Start of Record set

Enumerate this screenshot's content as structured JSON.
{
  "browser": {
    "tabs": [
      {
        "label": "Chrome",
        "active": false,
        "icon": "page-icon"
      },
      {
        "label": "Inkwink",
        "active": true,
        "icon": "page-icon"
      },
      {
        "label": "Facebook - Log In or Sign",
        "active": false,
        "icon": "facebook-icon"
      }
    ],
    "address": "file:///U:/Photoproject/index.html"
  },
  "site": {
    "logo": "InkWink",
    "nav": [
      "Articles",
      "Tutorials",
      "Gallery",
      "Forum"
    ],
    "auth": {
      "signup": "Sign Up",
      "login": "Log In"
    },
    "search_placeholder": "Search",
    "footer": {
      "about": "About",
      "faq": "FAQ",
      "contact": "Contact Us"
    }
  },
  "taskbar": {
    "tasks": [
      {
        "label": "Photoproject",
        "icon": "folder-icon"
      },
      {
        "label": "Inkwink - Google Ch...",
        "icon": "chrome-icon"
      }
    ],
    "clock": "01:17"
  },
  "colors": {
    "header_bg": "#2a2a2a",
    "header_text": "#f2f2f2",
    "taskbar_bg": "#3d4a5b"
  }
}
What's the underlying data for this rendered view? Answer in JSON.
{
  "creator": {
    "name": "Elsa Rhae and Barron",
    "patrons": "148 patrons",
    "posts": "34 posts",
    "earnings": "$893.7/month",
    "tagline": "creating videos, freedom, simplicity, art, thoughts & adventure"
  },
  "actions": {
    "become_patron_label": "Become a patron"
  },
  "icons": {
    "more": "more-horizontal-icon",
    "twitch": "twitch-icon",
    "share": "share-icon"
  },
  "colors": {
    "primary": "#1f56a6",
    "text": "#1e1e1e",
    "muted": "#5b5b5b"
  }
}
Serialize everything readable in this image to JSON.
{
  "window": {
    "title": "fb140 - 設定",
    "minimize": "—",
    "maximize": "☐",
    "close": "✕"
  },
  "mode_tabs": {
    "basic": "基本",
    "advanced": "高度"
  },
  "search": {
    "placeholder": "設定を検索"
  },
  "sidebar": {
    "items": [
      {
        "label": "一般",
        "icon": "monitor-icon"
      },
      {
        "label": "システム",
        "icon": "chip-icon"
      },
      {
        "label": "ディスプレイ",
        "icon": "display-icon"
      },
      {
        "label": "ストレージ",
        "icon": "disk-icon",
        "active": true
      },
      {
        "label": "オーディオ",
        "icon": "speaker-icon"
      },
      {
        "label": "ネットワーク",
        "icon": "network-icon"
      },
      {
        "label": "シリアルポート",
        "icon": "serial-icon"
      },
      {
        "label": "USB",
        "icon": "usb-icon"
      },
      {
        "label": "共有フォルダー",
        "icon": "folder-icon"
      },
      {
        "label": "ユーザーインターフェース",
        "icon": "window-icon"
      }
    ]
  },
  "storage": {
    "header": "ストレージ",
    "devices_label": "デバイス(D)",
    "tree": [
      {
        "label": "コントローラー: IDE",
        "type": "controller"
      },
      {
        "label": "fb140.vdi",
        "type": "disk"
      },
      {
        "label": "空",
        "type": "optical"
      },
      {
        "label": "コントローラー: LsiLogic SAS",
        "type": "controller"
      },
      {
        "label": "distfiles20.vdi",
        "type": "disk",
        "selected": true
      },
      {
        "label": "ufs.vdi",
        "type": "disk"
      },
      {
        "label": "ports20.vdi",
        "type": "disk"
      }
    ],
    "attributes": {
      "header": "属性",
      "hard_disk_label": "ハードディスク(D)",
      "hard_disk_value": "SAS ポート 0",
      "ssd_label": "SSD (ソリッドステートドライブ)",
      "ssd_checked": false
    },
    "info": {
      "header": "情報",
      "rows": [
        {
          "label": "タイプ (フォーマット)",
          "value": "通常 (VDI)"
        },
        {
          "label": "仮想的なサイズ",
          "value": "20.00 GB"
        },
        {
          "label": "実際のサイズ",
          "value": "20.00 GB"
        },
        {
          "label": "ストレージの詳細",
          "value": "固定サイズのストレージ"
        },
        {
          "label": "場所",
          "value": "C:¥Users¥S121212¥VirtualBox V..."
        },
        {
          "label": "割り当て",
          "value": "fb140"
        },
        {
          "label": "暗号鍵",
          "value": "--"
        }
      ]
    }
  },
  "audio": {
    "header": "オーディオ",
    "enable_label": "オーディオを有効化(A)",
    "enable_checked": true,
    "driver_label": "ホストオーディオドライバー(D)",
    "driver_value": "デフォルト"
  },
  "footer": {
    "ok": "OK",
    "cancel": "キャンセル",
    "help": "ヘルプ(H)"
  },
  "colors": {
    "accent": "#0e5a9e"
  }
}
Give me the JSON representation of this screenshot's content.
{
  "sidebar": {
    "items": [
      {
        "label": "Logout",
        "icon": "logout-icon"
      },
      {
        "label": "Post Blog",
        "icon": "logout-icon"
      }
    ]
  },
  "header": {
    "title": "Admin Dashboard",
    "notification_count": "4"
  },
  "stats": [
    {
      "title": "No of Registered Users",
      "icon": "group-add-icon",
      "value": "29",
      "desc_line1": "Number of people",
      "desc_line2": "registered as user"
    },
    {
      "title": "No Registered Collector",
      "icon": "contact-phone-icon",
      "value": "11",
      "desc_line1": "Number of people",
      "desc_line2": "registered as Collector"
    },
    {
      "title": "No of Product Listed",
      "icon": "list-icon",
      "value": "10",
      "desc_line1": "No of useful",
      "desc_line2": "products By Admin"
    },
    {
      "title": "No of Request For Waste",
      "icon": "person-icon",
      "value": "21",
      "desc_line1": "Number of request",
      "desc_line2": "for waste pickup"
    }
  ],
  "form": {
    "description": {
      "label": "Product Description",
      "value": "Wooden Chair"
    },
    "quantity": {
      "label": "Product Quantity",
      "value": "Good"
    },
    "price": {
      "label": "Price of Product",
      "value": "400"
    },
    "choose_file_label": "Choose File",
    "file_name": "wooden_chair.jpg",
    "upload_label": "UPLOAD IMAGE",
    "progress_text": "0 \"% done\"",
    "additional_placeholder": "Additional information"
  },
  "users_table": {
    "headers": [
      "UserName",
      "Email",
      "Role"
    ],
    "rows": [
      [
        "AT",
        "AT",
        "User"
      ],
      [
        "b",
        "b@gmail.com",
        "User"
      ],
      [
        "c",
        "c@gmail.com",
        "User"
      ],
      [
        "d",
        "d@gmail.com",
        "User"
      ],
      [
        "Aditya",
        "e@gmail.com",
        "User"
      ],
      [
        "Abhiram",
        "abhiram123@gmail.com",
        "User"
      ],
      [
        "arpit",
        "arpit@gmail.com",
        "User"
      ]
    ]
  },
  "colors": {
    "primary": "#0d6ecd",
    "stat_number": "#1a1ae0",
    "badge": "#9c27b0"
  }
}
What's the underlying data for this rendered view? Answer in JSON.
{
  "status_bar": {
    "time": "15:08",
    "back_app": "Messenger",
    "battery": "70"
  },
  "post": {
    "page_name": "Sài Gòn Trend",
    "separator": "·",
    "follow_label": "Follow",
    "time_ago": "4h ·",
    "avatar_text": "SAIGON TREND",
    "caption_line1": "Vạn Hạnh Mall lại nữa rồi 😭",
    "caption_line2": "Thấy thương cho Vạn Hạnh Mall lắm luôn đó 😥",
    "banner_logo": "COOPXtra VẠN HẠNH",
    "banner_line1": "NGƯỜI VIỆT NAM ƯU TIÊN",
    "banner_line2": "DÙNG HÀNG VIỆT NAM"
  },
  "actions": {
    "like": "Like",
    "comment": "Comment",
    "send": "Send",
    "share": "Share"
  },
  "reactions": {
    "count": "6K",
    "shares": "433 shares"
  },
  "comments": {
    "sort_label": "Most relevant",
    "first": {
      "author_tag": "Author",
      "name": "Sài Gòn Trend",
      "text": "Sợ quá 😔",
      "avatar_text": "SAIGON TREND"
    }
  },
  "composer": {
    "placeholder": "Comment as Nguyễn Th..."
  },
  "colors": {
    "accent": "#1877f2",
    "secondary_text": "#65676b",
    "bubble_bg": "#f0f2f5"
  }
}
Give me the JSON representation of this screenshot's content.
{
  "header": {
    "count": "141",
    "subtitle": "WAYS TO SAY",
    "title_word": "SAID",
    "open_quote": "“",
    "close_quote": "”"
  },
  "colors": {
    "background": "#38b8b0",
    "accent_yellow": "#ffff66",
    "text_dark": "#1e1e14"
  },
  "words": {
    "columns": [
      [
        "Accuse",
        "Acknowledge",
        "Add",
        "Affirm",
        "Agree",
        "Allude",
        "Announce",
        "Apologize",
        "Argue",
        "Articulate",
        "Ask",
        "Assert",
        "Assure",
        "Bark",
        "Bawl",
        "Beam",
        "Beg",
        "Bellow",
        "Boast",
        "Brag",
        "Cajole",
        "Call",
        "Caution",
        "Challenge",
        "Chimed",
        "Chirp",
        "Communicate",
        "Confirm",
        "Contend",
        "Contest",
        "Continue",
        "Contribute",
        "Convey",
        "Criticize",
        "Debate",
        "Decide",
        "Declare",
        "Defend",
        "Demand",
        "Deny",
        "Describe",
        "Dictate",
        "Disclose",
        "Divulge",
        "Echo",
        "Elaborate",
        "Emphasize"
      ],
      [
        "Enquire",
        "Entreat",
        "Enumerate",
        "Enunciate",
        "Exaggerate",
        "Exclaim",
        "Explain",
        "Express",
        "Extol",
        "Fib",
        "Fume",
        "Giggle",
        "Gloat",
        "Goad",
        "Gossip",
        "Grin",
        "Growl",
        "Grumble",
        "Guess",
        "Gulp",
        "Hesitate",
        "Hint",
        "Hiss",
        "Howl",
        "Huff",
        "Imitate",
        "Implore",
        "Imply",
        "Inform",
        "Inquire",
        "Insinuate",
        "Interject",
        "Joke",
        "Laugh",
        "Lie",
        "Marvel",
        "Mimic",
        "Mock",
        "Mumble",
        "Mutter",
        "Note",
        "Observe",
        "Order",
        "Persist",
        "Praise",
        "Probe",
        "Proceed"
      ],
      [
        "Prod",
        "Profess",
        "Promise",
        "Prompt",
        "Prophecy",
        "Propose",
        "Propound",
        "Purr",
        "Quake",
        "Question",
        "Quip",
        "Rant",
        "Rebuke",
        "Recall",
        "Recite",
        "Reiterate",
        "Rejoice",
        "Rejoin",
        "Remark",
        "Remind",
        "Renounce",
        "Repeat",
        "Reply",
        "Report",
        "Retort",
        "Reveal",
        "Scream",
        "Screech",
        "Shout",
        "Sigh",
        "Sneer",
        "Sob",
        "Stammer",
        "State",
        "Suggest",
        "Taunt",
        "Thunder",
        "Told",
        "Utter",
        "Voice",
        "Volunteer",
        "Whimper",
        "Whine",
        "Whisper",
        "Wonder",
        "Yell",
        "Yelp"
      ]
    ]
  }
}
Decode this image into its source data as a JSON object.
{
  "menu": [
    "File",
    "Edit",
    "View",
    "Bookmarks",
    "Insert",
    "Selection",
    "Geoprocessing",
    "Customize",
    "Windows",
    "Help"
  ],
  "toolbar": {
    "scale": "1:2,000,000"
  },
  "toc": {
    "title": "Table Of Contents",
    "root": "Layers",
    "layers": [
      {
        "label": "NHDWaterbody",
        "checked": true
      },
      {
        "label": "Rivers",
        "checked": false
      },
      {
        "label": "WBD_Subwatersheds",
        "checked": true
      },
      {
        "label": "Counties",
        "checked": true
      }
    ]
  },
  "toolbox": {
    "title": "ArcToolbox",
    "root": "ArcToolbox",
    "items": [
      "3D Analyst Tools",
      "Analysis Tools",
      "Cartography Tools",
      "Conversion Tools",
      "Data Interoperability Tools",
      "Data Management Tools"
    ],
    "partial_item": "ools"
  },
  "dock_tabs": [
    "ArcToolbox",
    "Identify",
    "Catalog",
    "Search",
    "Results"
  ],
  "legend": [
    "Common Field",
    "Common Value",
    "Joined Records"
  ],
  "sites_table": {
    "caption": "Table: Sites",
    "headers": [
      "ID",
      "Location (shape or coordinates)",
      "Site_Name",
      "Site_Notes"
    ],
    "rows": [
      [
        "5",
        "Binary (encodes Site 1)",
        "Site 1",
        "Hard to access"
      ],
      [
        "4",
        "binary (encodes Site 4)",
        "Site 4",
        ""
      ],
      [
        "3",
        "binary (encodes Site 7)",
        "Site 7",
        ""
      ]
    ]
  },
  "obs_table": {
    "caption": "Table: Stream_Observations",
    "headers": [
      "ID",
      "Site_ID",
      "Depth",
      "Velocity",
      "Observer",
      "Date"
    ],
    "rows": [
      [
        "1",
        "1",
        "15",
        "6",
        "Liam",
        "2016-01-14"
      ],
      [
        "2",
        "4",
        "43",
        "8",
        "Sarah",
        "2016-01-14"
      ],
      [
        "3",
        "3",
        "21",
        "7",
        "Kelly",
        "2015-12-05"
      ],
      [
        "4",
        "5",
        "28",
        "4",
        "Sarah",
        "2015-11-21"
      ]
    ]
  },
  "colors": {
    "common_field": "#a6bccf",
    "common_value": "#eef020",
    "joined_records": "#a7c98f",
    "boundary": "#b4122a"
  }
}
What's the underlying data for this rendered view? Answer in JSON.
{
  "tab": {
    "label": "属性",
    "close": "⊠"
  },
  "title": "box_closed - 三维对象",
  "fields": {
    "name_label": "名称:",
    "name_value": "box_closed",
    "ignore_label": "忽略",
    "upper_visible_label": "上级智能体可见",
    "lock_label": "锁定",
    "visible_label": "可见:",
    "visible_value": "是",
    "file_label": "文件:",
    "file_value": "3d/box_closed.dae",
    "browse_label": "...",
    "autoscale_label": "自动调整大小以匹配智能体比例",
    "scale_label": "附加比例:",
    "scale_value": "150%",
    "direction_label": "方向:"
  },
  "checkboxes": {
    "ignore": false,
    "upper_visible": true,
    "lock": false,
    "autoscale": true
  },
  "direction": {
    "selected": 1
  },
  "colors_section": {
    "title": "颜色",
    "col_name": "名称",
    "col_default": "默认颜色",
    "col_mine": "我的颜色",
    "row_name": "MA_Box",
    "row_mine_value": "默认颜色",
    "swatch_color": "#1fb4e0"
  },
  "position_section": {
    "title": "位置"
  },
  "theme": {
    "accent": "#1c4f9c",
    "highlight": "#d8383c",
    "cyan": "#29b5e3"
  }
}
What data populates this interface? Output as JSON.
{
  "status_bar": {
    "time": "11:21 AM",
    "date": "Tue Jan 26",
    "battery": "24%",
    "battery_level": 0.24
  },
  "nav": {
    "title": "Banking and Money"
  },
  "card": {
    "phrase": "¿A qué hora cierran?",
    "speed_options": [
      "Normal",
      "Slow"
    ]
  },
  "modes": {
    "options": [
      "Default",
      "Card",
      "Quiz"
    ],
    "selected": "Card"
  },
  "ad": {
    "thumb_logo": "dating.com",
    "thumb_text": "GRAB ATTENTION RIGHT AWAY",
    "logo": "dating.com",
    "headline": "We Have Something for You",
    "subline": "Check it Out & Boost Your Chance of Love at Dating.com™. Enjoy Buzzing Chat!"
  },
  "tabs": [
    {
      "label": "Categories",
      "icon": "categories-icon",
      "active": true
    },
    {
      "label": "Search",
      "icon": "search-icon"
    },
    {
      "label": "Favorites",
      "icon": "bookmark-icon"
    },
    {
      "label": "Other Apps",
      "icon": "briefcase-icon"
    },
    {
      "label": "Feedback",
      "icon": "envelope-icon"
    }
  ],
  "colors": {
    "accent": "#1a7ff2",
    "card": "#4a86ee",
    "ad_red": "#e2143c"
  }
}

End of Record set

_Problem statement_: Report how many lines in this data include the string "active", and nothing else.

_Result of this exercise_: 5